The Jinja -Uganda based organization known as Lake Victoria Fisheries Organisation (LVFO) was training fish farmers in Kenya, Uganda, Tanzania and Burundi on the best cage fish farming practices.
Speaking in a Homa Bay hotel during the closing ceremony of a four-day workshop, LVFO Deputy Executive Secretary, Anthony Munyaho explained that the organisation’s objective was to promote cage fish farming in a sustainable manner. Munyaho said, “We are training individuals who will then go out there and train other farmers in the area of cage fish farming.”
He pointed out that the quantity of fish in the lake has gone down and thus could not meet the demand for the East African populace.
Speaking at the same function, Kenya Fisheries Service Assistant Director Christine Adhiambo, echoed similar sentiments saying they have been forced to turn to aquaculture in the lake.
She said Kenya had 5300 cages in Lake Victoria and the department was implementing the requisite regulations to protect the Lake from harm.

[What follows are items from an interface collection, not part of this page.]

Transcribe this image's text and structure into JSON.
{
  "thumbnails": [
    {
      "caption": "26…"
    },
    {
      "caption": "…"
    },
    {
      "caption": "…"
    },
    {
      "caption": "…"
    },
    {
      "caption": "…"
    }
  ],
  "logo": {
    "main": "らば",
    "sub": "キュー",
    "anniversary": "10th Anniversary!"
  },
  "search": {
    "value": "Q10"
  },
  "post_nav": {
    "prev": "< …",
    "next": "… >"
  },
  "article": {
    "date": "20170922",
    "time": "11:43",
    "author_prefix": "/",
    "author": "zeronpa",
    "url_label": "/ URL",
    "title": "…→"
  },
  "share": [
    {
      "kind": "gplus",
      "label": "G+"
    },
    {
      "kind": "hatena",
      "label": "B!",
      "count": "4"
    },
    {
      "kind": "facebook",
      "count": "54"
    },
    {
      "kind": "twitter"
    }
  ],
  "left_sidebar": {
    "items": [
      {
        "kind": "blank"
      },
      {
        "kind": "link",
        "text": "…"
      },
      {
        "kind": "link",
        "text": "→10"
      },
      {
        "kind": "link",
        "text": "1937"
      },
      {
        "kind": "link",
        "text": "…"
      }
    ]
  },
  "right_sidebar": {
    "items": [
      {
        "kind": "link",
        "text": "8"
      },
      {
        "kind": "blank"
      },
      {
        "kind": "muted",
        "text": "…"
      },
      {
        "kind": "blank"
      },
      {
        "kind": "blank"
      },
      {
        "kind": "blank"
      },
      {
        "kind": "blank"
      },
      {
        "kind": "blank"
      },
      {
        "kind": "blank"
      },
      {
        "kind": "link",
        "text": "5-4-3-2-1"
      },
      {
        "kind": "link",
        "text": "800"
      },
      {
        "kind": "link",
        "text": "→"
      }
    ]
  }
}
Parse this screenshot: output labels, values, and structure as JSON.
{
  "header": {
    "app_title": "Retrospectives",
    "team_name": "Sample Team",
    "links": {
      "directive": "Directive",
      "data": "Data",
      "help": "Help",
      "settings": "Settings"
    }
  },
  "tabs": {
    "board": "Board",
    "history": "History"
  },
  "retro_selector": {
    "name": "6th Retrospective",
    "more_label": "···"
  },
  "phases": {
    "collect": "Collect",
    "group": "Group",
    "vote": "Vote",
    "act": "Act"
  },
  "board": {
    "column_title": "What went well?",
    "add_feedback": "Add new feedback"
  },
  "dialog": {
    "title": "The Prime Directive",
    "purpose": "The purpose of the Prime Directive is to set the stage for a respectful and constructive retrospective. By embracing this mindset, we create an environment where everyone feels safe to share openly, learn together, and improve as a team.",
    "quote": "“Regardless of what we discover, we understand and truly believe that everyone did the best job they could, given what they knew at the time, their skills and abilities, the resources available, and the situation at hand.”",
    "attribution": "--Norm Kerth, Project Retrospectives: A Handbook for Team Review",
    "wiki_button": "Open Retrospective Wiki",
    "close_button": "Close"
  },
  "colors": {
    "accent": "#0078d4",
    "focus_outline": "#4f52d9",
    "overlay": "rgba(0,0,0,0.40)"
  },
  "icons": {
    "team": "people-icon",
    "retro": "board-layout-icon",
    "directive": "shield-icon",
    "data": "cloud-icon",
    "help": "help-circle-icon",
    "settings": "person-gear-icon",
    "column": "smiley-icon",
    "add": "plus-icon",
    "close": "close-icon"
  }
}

On his part, Tanzania’s Director of Aquaculture in the Ministry of Fisheries Nazael Madalla, stated that Tanzania had 500 cages in the lake adding his government aimed at improving cage fish farming by establishing a fish feed processing plant.
The training was also attended by Uganda’s Assistant Commissioner in charge of Aquaculture, Alio Andrew and Burundi’s Director of Livestock in the Ministry of Agriculture, Desire Irutimana.
By Sitna Omar